I agree with Norbert that PCE - or the temperature at which the brick melts - is irrelevant. The practical tests he suggests sound reasonable but I would suggest that how much a brick expands when heated is the only relevant or important characteristic. Residential firebox brick fails by cracking or spalling due to thermal shock. It doesn't have to be particularly strong and it doesn't have to withstand temperatures of more than 1800 degrees F. What's needed is a limit to the linear expansion when heated in order to describe brick that actually performs well as residential firebox brick. And that is my answer to the question about whether low duty or high duty firebrick performs better in a heater. The difference between low and high duty firebrick is basically the PCE which I think is irrelevant. The best brick for a firebox will the the brick that expands the least when heated up to 1800 degrees F.
Another interesting tidbit is the difference between dry pressed and extruded brick. Most firebrick is dry pressed but Muddox makes an extruded firebrick that performs differently. Muddox firebrick seems to do okay when laid as a shiner with the grain perpendicular to the firebox wall but it tends to spall when laid as a stretcher with the grain parallel to the firebox wall.
In summation, firebrick is promoted but not actually required by code but we are all interested in which brick or stone performs well in a firebox. I'd like to see C 1261 revised to include linear expansion and lower or eliminate the PCE requirement but, until then, maybe we can come up with a list of brick that, in our collective experience, does perform well for firebox construction.
Jim added the following comments in relation to a discussion about unfired (green) firebricks:
From: Jim Buckley <buckley(at)rumford.com>
Date: Thu, 25 Sep 2008 20:27:12 -0700
Any brick, including firebrick, is fired carefully, varying the rate of temperature increase through several quartz inversion levels, to a specific temperature, usually over 2,000 degrees F, determined to be just right for the particular mix of clay and/or shale the brick is made with. Brick manufacturers spend a lot of time and money buying computer controlled kilns and testing their clays to get the brick to have the optimum characteristics while using the least fuel.

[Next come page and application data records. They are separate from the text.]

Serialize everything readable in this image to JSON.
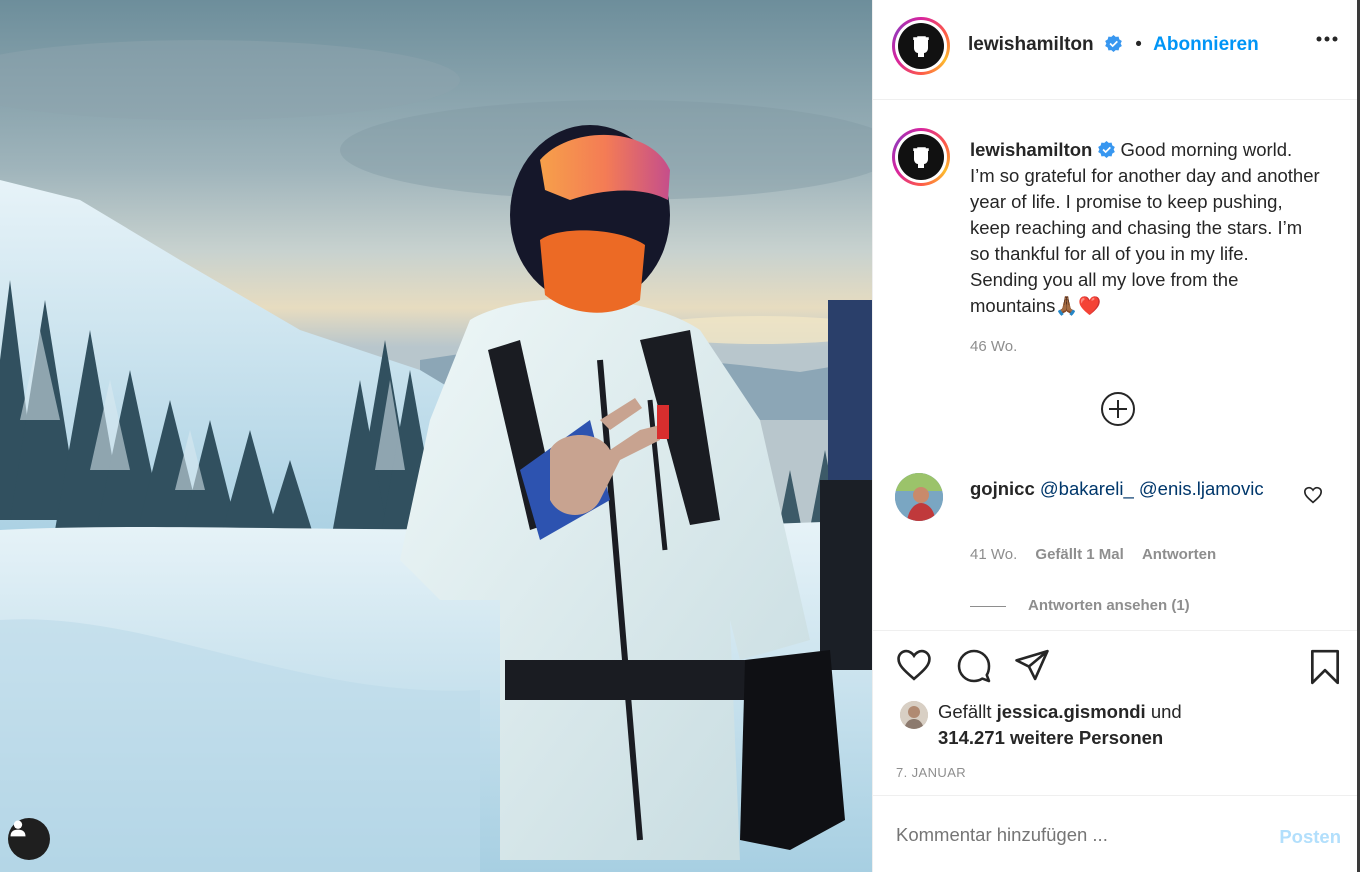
{
  "post": {
    "username": "lewishamilton",
    "follow_label": "Abonnieren",
    "dot": "•",
    "caption": "Good morning world. I’m so grateful for another day and another year of life. I promise to keep pushing, keep reaching and chasing the stars. I’m so thankful for all of you in my life. Sending you all my love from the mountains",
    "caption_emoji": "🙏🏾❤️",
    "caption_time": "46 Wo."
  },
  "comment": {
    "username": "gojnicc",
    "mention1": "@bakareli_",
    "mention2": "@enis.ljamovic",
    "time": "41 Wo.",
    "likes": "Gefällt 1 Mal",
    "reply": "Antworten",
    "view_replies": "Antworten ansehen (1)"
  },
  "likes": {
    "prefix": "Gefällt",
    "user": "jessica.gismondi",
    "and": "und",
    "others": "314.271 weitere Personen"
  },
  "date": "7. JANUAR",
  "add_comment": {
    "placeholder": "Kommentar hinzufügen ...",
    "post_label": "Posten"
  },
  "colors": {
    "link": "#0095f6",
    "muted": "#8e8e8e",
    "post_disabled": "#b2dffc"
  },
  "icons": [
    "fist-icon",
    "verified-icon",
    "more-icon",
    "plus-circle-icon",
    "heart-icon",
    "comment-icon",
    "share-icon",
    "bookmark-icon",
    "user-icon"
  ]
}
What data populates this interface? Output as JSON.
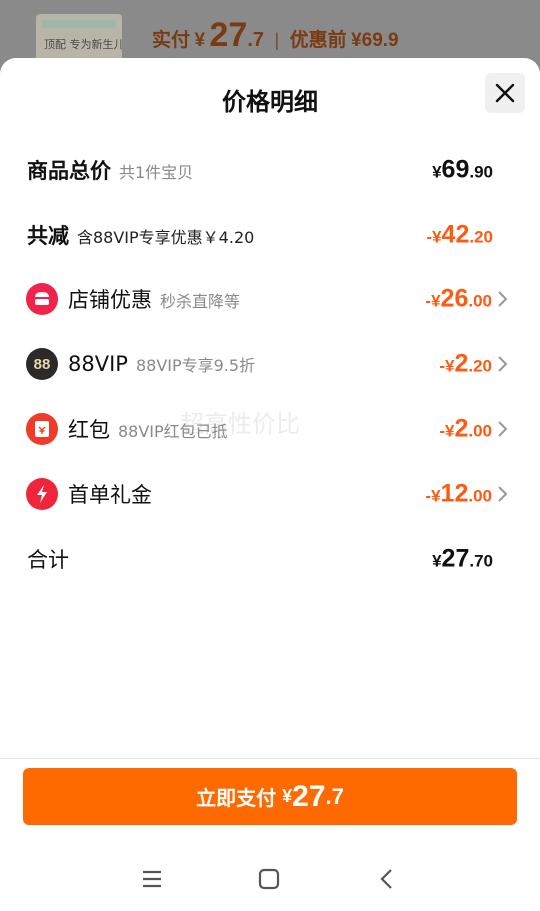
{
  "background": {
    "product_thumb_text": "顶配 专为新生儿",
    "paid_label": "实付",
    "paid_currency": "¥",
    "paid_int": "27",
    "paid_dec": ".7",
    "before_label": "优惠前",
    "before_price": "¥69.9"
  },
  "sheet": {
    "title": "价格明细",
    "watermark": "超高性价比",
    "rows": [
      {
        "label": "商品总价",
        "sub": "共1件宝贝",
        "cur": "¥",
        "int": "69",
        "dec": ".90"
      },
      {
        "label": "共减",
        "sub": "含88VIP专享优惠￥4.20",
        "cur": "-¥",
        "int": "42",
        "dec": ".20"
      },
      {
        "label": "店铺优惠",
        "sub": "秒杀直降等",
        "cur": "-¥",
        "int": "26",
        "dec": ".00"
      },
      {
        "label": "88VIP",
        "sub": "88VIP专享9.5折",
        "cur": "-¥",
        "int": "2",
        "dec": ".20",
        "icon_text": "88"
      },
      {
        "label": "红包",
        "sub": "88VIP红包已抵",
        "cur": "-¥",
        "int": "2",
        "dec": ".00"
      },
      {
        "label": "首单礼金",
        "sub": "",
        "cur": "-¥",
        "int": "12",
        "dec": ".00"
      },
      {
        "label": "合计",
        "sub": "",
        "cur": "¥",
        "int": "27",
        "dec": ".70"
      }
    ],
    "pay_button": {
      "label": "立即支付",
      "cur": "¥",
      "int": "27",
      "dec": ".7"
    }
  },
  "icons": {
    "close": "close-icon",
    "shop": "shop-icon",
    "vip": "vip88-icon",
    "redpacket": "red-packet-icon",
    "bolt": "lightning-icon",
    "chevron": "chevron-right-icon"
  },
  "colors": {
    "accent": "#ff6a00",
    "discount": "#ff5a12",
    "shop_icon": "#f0234a",
    "vip_icon": "#2b2a29",
    "redpacket_icon": "#f03a2a",
    "bolt_icon": "#f0243a"
  }
}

Using green, unfired brick, to build a heater and count on firing it in situ is not a good idea. Very likely you'll never get it hot enough - firebrick is fired to about 2,300 degrees F - or you will get it too hot too fast through one of the quartz inversion levels and it will explode.
Modern refractories are a good thing. Build your heater fireboxes with firebrick or castible refractories, perhaps with an insulated backing, and then build the enclosing heater body walls with any stone, brick, rammed earthen block or concrete you like.
Buckley Rumford Co.
1035 Monroe Street
Port Townsend, WA 98368
360 385 9974 fax 360 385 1624